One of the events I was most proud to host was “Black and Queer Abroad,” which brought together students’ various perspectives of their time abroad, highlighting their intersectional identities. Some students had only studied abroad for a week, a summer, and some for a whole year. Some identified as non-binary, lesbian, queer, and gay. They gave the (soon to be abroad) students a well-rounded impression of how their different identities became salient abroad and the ways they navigated them as American students living in another country. This event helped me to put my own experiences into words while supporting the needs of my community at home.
If hosting events for college students is rewarding, any opportunity to advise high schoolers serves as a reminder of what education is really about. Each year, high-school students from Atlanta, GA visit Howard as part of a college tour. They spent an hour and a half at the Bunche Center where we talked about their expectations for college, where they hoped to travel, and their goals once they got accepted. Together, we did a Nigerian gratitude activity (which I picked up in an African-centered psychology workshop), which allowed the students to express their thoughts and mindfulness. For me, it was rewarding to be able to put into words how my experience abroad helped me to grow as a student and human.
Research & Career Opportunities
My experience abroad and as an Ambassador led me to apply for various opportunities to continue my passion for becoming a more well-rounded person. I applied for an English Teaching Assistantship in Argentina through the Fulbright Student Program and got to the Semi-Finalist stage. I applied for the Charles B. Rangel International Fellowship, which leads students into foreign diplomacy, and got to the Finalist stage. I then got accepted to join the first cohort of the UC-HBCU partnership between Howard University and The University of California, Santa Barbara with the goal of diversifying the Classics. This summer, after graduation, I will be conducting research on gender and sexuality in 5th-century Greece, then spending two weeks in Athens to investigate ancient art and deliver my final presentation. Thus, it is never too late to pursue education abroad — but my time as an Ambassador helped me to form the connections necessary to find these opportunities in the first place.
My time abroad also led me to my research on HIV-Gender stigma and its influences on cognitive load. As part of this global community health lab, I was able to bring a more cultured lens to my research.

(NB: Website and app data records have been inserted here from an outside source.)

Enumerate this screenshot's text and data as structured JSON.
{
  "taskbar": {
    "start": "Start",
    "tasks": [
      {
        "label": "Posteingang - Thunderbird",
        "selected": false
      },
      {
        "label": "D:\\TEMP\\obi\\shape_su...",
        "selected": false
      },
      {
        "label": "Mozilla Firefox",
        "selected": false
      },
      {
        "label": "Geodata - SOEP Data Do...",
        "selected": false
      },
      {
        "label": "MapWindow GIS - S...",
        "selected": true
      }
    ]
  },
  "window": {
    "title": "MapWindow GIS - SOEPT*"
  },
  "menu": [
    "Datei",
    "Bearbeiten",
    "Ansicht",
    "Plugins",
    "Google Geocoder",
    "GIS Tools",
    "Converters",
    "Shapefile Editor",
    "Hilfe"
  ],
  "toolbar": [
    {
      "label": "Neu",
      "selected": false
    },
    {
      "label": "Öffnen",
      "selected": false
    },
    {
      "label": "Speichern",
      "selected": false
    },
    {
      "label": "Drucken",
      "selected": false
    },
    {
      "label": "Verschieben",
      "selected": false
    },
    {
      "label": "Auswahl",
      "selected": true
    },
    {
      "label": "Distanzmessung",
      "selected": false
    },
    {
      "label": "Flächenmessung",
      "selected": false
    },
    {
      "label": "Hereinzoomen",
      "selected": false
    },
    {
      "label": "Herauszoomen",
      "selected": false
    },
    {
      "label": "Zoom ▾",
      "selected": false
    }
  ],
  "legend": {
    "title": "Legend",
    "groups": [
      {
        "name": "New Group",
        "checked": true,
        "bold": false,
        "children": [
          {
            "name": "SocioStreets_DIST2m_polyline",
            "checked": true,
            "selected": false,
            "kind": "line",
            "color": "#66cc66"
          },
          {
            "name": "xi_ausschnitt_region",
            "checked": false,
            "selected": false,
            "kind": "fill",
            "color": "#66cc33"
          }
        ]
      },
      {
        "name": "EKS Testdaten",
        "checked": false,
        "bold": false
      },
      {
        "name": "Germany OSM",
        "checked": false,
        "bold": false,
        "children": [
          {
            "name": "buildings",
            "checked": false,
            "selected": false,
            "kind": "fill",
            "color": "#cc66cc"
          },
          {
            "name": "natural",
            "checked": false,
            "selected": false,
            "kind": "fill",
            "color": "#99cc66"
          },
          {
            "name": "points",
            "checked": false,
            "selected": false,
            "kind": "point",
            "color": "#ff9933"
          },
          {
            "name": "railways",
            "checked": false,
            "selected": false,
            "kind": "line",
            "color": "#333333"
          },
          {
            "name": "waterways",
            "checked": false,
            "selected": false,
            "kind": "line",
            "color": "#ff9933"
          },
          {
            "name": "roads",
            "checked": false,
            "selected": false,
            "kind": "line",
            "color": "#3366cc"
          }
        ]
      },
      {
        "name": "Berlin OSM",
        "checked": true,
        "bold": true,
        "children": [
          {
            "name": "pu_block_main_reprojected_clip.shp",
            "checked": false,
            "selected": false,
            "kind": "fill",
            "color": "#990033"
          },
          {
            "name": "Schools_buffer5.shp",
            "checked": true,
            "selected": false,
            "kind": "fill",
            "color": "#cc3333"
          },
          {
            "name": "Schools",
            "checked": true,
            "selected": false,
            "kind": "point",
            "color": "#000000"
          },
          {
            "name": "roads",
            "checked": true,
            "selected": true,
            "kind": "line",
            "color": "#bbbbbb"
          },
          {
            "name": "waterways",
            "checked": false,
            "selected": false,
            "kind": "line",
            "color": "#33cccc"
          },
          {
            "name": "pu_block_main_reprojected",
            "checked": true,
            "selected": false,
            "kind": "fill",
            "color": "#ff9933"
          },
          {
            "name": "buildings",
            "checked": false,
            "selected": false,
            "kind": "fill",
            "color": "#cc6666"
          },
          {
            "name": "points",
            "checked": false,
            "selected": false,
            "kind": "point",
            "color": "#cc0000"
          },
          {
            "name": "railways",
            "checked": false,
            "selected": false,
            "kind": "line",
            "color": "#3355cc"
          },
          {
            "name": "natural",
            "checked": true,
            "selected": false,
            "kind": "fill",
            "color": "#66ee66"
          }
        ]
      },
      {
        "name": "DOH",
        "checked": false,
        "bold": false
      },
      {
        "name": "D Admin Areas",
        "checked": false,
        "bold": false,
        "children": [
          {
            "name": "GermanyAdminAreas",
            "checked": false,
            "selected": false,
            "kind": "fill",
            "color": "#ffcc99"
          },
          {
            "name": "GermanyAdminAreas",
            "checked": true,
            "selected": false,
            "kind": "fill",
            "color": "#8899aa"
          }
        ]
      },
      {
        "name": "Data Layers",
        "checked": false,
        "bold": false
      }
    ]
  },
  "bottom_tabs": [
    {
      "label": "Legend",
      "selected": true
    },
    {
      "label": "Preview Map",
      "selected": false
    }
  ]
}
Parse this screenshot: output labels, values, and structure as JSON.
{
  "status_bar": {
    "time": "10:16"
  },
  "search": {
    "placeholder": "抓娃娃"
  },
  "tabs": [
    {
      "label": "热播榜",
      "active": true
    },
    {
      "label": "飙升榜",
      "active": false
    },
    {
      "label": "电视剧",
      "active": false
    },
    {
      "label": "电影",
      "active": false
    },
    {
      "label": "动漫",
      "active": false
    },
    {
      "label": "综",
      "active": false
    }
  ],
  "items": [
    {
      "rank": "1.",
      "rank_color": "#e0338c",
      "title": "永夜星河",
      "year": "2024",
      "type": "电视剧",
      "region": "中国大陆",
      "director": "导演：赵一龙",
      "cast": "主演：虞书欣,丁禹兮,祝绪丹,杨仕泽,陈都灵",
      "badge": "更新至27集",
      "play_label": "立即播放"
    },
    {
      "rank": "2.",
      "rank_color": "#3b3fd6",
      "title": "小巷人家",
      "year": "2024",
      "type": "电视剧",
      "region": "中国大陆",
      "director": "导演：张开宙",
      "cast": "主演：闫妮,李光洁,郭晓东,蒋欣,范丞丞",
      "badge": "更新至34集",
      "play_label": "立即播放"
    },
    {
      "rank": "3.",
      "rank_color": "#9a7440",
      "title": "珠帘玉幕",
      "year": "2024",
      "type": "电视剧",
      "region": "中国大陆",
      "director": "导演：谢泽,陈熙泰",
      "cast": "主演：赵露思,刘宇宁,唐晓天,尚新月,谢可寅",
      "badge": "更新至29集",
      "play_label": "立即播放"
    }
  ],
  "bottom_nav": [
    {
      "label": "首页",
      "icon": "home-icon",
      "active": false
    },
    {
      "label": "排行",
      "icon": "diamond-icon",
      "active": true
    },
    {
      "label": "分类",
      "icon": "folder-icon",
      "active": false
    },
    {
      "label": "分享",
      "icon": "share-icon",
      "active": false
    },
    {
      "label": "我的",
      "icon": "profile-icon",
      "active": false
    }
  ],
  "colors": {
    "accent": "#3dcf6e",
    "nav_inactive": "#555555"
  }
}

I presented at Howard University’s Annual Research Symposium and have been accepted to present at the American Psychological Association’s National Convention in Chicago, IL.
Going abroad and my position as an Ambassador opened up doors that I didn’t know existed. Before leaving, and before becoming an Alumni Ambassador, I thought I might be limited in some ways by my major. However, my position opened doors for me and made me realize that I am the only person who can decide the path ahead. As I embrace the sometimes-uncertain next steps after graduation, adjusting to “adulthood” and preparing for graduate studies, I am more rooted, dedicated, and confident in my ability to succeed wherever I end up next. Whether you decide to become an Alumni Ambassador, or to stay connected to the experience, advancing international education is a guaranteed way to learn more about yourself, the world around you, and how the two need each other to produce anything worthwhile.